The design of an operating theatre within a day hospital has significantly different requirements to other rooms within the building.
Size, orientation, layout and connection to supporting spaces are all essential design elements, along with the consideration of staff workflow and patient movements throughout their stay. If all of these fundamentals aren’t spot-on, the flow of the whole hospital will be impacted.
Let’s take a look at three key focus areas to take into account when building or refurbishing an operating theatre.
Simply making an operating theatre as big as possible doesn’t mean you’ll achieve optimal workflow efficiencies. Extra space can cause unnecessary effort and time in terms of staff movements – which can easily build up over a full day of operations or procedures. Surplus space can also attract more clutter and storage of non-essential items.
The position of the operating table can also improve surgical workflow, with an off-centre, angled orientation providing greater space for staff circulation and improved access to the patient for surgical staff and the anesthetist.
Operating rooms can often end up feeling cluttered due to the large amount of equipment, instruments and other essential items required. A crowded theatre not only creates movement hazards for staff, but it can also create the potential for distraction.
Accommodating the necessary equipment, while maintaining adequate space for staff, is key to an efficiently run operating theatre. Recessed storage, mobile workstations, and overhead booms that facilitate cable and tube management also help. Alcoves – either within the operating theatre itself or immediately adjacent – are a great way to provide additional storage for larger items.
Optimising patient flow through the pre-op and post-op zones is possibly the most important workflow in a day hospital. Ensuring the process is streamlined helps to maximize the number of procedures or operations that can be performed on a daily or weekly time frame.
Prep and recovery areas should be positioned with direct access to the operating theatre - and depending on the procedure being conducted, these areas could even be combined. Another option to streamline patient flow is to fit the theatre with two doors on opposite sides of the room. This allows the outgoing patient to exit via one door, and the incoming patient to enter via the other door.

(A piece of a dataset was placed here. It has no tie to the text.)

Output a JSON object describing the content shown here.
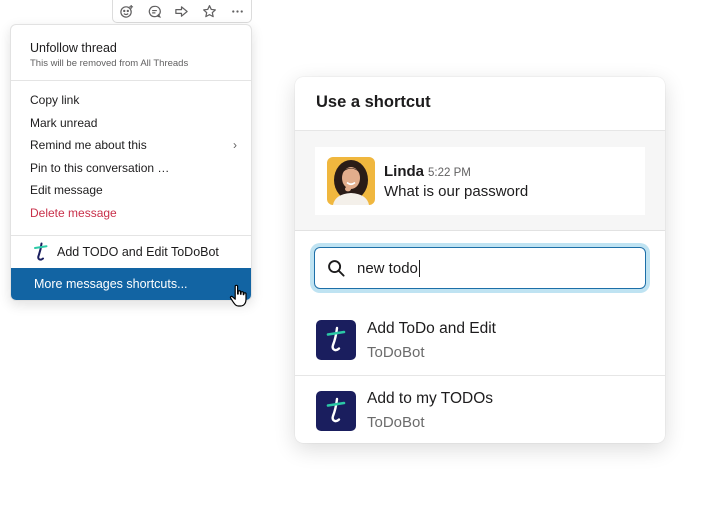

At Premis, we understand the complex nature of working within the live environment of a day hospital.